For Kerri Rawson, another was just beginning. She was plunged into a black hole of horror and disbelief. The same man who had been a loving father, a devoted husband, church president, Boy Scout leader, and a public servant had been using their family as a cover for his heinous crimes since before she was born. Everything she had believed about her life had been a lie.
Written with candor and extraordinary courage, A Serial Killer’s Daughter is an unflinching exploration of life with one of America’s most infamous killers and an astonishing tale of personal and spiritual transformation. For all who suffer from unhealed wounds or the crippling effects of violence, betrayal, and anger, Kerri Rawson’s story offers the hope of reclaiming sanity in the midst of madness, rebuilding a life in the shadow of death, and learning to forgive the unforgivable.
Fantastic. I’ve seen a lot of talk from people who, quite frankly, are plain ignorant stating things like the author just wants her “five minutes of fame” “she’s not a victim” and worse things. I find it hard to believe that people are that heartless, but then I see it daily.

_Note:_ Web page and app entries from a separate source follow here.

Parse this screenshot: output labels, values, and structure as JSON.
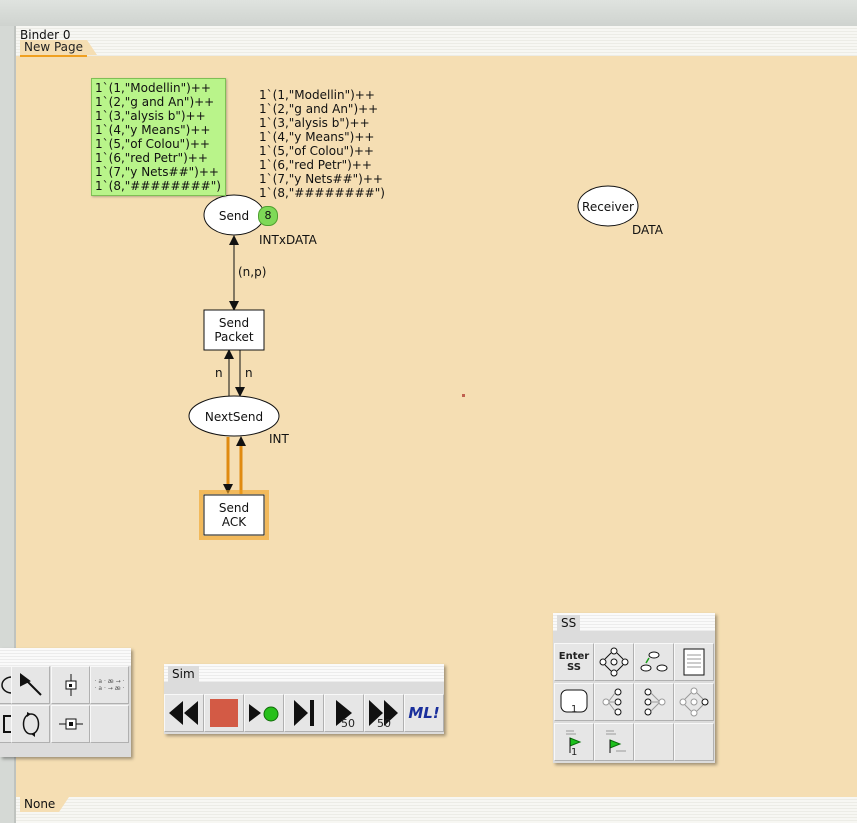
{
  "binder": {
    "title": "Binder 0",
    "page_tab": "New Page",
    "footer_tab": "None"
  },
  "net": {
    "places": [
      {
        "id": "send",
        "name": "Send",
        "colset": "INTxDATA",
        "token_count": "8"
      },
      {
        "id": "receiver",
        "name": "Receiver",
        "colset": "DATA"
      },
      {
        "id": "nextsend",
        "name": "NextSend",
        "colset": "INT"
      }
    ],
    "transitions": [
      {
        "id": "send_packet",
        "line1": "Send",
        "line2": "Packet"
      },
      {
        "id": "send_ack",
        "line1": "Send",
        "line2": "ACK"
      }
    ],
    "arcs": [
      {
        "id": "arc_np",
        "inscription": "(n,p)"
      },
      {
        "id": "arc_n_left",
        "inscription": "n"
      },
      {
        "id": "arc_n_right",
        "inscription": "n"
      }
    ],
    "current_marking": [
      "1`(1,\"Modellin\")++",
      "1`(2,\"g and An\")++",
      "1`(3,\"alysis b\")++",
      "1`(4,\"y Means\")++",
      "1`(5,\"of Colou\")++",
      "1`(6,\"red Petr\")++",
      "1`(7,\"y Nets##\")++",
      "1`(8,\"########\")"
    ],
    "initial_marking": [
      "1`(1,\"Modellin\")++",
      "1`(2,\"g and An\")++",
      "1`(3,\"alysis b\")++",
      "1`(4,\"y Means\")++",
      "1`(5,\"of Colou\")++",
      "1`(6,\"red Petr\")++",
      "1`(7,\"y Nets##\")++",
      "1`(8,\"########\")"
    ]
  },
  "palettes": {
    "sim": {
      "label": "Sim",
      "tools": [
        {
          "name": "rewind",
          "icon": "rewind-icon"
        },
        {
          "name": "stop",
          "icon": "stop-icon"
        },
        {
          "name": "play-single",
          "icon": "play-dot-icon"
        },
        {
          "name": "step",
          "icon": "step-icon"
        },
        {
          "name": "play-50",
          "icon": "play-icon",
          "count": "50"
        },
        {
          "name": "fast-forward-50",
          "icon": "fast-forward-icon",
          "count": "50"
        },
        {
          "name": "ml",
          "icon": "ml-icon",
          "text": "ML!"
        }
      ]
    },
    "ss": {
      "label": "SS",
      "enter_text_1": "Enter",
      "enter_text_2": "SS",
      "badge_1": "1",
      "badge_2": "1"
    },
    "create": {
      "tiny_text_1": "· a · æ → ·",
      "tiny_text_2": "· a · → æ ·"
    }
  },
  "colors": {
    "canvas": "#f5deb3",
    "marking": "#b9f48a",
    "token": "#7ed957",
    "enabled_highlight": "#f0a020",
    "stop_red": "#d35a45",
    "ml_blue": "#1a2f9c"
  }
}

I can’t imagine waking up one day and learning that your father is responsible for murdering 11 people. However, the author does a wonderfully honest job of showing and telling us just that. It doesn’t matter how much I read, or how many clients I see, the fact that these people look so normal to us on the outside and function just like everyone else. The betrayal, shock, heartbreak, denial, loss, and everything else that she goes through is nothing I would wish on anyone. And then to have to deal with his actions as well and the shame that comes from it… Of course, she and her family are victims.
I was completely surprised at how well this book was written. It actually had a fiction feel to it. I got completely wrapped up in this and finished it in a day, it was that good. But then I’ve read so much about the offender and the murders, that it felt so good to read something about this event from another angle. It just goes to show how good these killers are at being ‘normal’, it’s actually hard to comprehend…
Fantastic read, and congratulations to the author. I hope she found some peace and solace in writing it, and wish her the very best in her healing journey.
I rated A Serial Killer’s Daughter: 5/5 stars